A UX strategy fosters shared understanding of direction toward achieving goals before designing and implementing solutions. It serves to intentionally guide the prioritization and execution of UX work over time.

A UX strategy is a plan of action designed to reach an improved future state of the organization’s user experience over an established period. Scopes for a UX strategy can cover a single product, service, feature, multiple products and services, or entire organizations. A strong UX strategy ensures that user-centered insights are integrated with the business strategy.

However, having a UX strategy is not enough; practitioners must also be able to clearly articulate how executing the strategy will make the business more successful.

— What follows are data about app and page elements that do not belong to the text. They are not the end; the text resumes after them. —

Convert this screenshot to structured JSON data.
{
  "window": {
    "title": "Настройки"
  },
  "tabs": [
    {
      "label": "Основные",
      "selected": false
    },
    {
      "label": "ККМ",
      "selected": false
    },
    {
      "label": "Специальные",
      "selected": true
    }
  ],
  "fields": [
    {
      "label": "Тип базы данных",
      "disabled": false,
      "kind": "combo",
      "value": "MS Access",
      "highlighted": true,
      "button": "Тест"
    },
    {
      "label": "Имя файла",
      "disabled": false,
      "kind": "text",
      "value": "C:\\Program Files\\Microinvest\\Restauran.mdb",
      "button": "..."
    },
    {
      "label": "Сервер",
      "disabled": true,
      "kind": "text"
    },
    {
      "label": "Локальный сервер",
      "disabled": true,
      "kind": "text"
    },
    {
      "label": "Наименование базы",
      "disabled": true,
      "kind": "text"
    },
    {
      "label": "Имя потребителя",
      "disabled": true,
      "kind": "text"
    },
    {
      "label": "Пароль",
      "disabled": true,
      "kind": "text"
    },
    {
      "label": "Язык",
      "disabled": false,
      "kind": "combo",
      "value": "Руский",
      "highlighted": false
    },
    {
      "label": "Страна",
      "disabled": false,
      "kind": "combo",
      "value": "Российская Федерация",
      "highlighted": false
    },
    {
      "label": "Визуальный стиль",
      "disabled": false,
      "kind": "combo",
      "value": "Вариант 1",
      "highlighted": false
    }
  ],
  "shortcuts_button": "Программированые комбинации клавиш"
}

Many product & design teams make user experience (UX) design decisions on the fly as they’re building products and experiences, where these products tend to lack purpose and cohesion, and ultimately, they’re less successful. The underlying reason is that these teams lack a UX Vision & Strategy to guide them.

The purpose of a UX Vision and strategy is also its primary benefit: a human-centered approach, or roadmap, to a product or service that an entire enterprise—including marketing, development, sales, and executives—can rally around and work to achieve. It ensures that all customer or user touch points positively reinforce the brand and the customer or user experience, resulting in a more cohesive product and customer relationship.

Where to Start with UX Strategy

A good UX strategy optimizes for growth and development while keeping user needs at the center. UX leads are often great catalysts for setting a UX vision and strategy.

To get started with UX strategy, ask yourself the following:

Why do we need a UX strategy? Focus on building your expertise on the organization’s user data. Continually observe your organization’s competitive landscape from a user’s perspective.

What actions will bring the highest value? Understand your organization’s business and revenue models. Practice articulating problems and solutions relevant to customers and the organization.

Who needs to be involved? Bring others along and help them succeed by taking a user-centered approach.

How will we know when we’re successful? Understand how your organization measures its success (KPIs) and stay current on this data. Communicate the value of UX in business terms so executives can relate.